Directed by: George Tillman Jr.
Premise: Based on the novel by Nicholas Sparks. A metropolitan art student (Britt Robertson) begins a romance with a bull rider (Scott Eastwood) despite their careers pulling them in opposite directions. At the same time they meet an elderly widower (Alan Alda) and learn the story of his marriage through an archive of love letters.
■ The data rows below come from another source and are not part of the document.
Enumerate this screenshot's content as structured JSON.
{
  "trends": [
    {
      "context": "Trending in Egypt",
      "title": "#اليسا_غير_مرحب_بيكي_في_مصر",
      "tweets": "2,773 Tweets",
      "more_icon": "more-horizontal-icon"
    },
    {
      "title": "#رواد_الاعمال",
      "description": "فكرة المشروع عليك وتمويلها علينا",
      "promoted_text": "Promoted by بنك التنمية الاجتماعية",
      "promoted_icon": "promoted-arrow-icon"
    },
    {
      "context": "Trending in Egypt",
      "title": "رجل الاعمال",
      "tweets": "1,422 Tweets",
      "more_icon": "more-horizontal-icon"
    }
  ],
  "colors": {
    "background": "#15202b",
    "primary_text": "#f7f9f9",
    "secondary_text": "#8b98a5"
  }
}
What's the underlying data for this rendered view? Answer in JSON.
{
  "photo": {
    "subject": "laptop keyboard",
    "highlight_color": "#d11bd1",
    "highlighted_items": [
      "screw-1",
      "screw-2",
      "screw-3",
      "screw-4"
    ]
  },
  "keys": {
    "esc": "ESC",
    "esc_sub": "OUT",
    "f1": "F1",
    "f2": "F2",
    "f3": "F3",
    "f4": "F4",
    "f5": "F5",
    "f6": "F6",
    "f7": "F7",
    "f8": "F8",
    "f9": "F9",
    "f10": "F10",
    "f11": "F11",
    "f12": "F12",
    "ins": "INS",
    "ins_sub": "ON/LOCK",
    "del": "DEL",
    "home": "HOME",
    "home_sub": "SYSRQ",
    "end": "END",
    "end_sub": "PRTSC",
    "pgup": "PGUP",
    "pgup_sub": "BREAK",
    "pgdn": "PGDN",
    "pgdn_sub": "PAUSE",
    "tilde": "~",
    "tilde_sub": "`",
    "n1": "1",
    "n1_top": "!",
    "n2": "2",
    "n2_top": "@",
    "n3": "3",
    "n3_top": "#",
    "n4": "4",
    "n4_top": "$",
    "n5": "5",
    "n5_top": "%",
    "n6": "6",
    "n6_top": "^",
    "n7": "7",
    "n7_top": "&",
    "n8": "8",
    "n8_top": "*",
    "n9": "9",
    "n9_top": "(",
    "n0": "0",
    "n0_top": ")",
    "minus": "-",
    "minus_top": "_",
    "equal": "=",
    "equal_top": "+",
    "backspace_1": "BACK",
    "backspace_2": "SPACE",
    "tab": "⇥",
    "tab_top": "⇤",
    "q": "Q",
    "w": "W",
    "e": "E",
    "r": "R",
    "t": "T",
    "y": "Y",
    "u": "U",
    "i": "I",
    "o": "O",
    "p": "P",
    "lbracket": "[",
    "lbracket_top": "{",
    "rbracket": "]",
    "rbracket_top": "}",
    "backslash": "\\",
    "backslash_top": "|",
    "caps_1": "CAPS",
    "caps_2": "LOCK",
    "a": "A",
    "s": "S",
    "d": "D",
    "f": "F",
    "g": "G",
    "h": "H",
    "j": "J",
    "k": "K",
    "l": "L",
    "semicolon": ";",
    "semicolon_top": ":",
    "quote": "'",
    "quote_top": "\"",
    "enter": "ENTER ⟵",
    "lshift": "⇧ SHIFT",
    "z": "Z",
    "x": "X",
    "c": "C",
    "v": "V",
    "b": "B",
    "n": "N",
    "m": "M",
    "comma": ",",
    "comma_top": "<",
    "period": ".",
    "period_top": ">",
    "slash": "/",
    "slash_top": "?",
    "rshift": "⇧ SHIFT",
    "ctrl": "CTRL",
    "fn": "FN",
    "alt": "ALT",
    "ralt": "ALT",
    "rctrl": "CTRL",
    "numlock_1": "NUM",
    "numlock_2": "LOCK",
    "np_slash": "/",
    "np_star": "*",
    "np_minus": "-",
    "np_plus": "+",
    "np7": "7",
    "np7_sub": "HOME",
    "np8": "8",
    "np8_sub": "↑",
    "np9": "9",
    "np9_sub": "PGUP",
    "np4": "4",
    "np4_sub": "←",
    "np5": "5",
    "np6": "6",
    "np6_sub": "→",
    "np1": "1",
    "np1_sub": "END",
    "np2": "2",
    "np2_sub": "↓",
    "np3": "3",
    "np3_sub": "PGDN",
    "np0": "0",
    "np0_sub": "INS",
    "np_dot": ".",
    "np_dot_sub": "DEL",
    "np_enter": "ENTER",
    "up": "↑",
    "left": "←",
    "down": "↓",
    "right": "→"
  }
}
What Works: Nicholas Sparks’ novels have been the source of a lot of movies. Some have been better than others but with The Best of Me and Safe Haven the Sparks formula hit the skids. The Longest Ride is yet another film adapted from a Nicholas Sparks novel but this one does enough that is new or different to distinguish it from the author’s other titles and it ought to appeal to a broader audience while retaining the core formula sought by Sparks’ diehard fans. Romantic movies succeed or fail depending on the likability of the couple; the audience has to want to see them get together. The Longest Ride has two couples and they are both successful at that. In the present, a cowboy played by Scott Eastwood meets a college student played by Britt Robertson and the two of them begin an unlikely romance complicated by their diverging careers. In the past is a relationship between a shopkeeper played by Jack Huston and an art savvy immigrant played by Oona Chaplin. The crosscutting of the two narratives works sufficiently well; the stories parallel each other but not to a hammy or contrived degree. Both Eastwood and Robertson and Huston and Chaplin have an appealing rapport with each other and the filmmakers indulge some of the Nicholas Sparks touchstones (passionate kissing in the rain, etc.) without it feeling too cliché. The women of The Longest Ride also have a little more backbone and possess more intellectual and emotional sophistication than the characters of other Sparks films. It’s also worth mentioning that The Longest Ride is a little better made than the average Nicholas Sparks adaptation. The country settings and young bodies are sensuously photographed and the rodeo sequences are particularly well done with some dramatic lighting and effective use of slow motion.
What Doesn’t: There is no getting around the fact that The Longest Ride is a Nicholas Sparks adaptation and one of the consistent faults of Sparks’ stories is that he confuses being a jerk with being emotionally vulnerable. In The Longest Ride that flaw manifests itself in the bull rider played by Scott Eastwood. The problems aren’t the fault of the actor; Eastwood does a fine job with the role. Rather, it’s the choices that the character makes that are problematic. This is most apparent in a critical scene in which the cowboy visits an art gallery where his girlfriend is overseeing a show. As a blue collar laborer with no education or eye for art, he does not get what people see in modern paintings. That’s fair enough, but he insults the work in front of his girlfriend’s boss and he demeans the thing that she is most passionate about. In this moment he comes across as an ignorant hick instead of a sensitive good ole boy. He’s also a bit of an ass about his job. Eastwood’s character is a bull rider and if he keeps riding it will kill him but he’s determined to do it anyway regardless of the advice of his doctors and his girlfriend. That, on top of his antics at the gallery, make him a stupid and selfish person and it soils the viewer’s desire to see him get together with his love interest. The conclusion of The Longest Ride is its weakest point. The story is built on either this city girl or her country boy giving up their dreams in order to live happily ever after. This gets resolved through a stupid deus ex machina resolution that cops out of the issue and gives everyone what they want with no sacrifices.
Bottom Line: Despite its problems, The Longest Ride is one of the better Nicholas Sparks adaptations to come along in a while. The film will satisfy its core audience and it manages to be sufficiently engaging enough to win over general audiences.
Episode: #538 (April 19, 2015)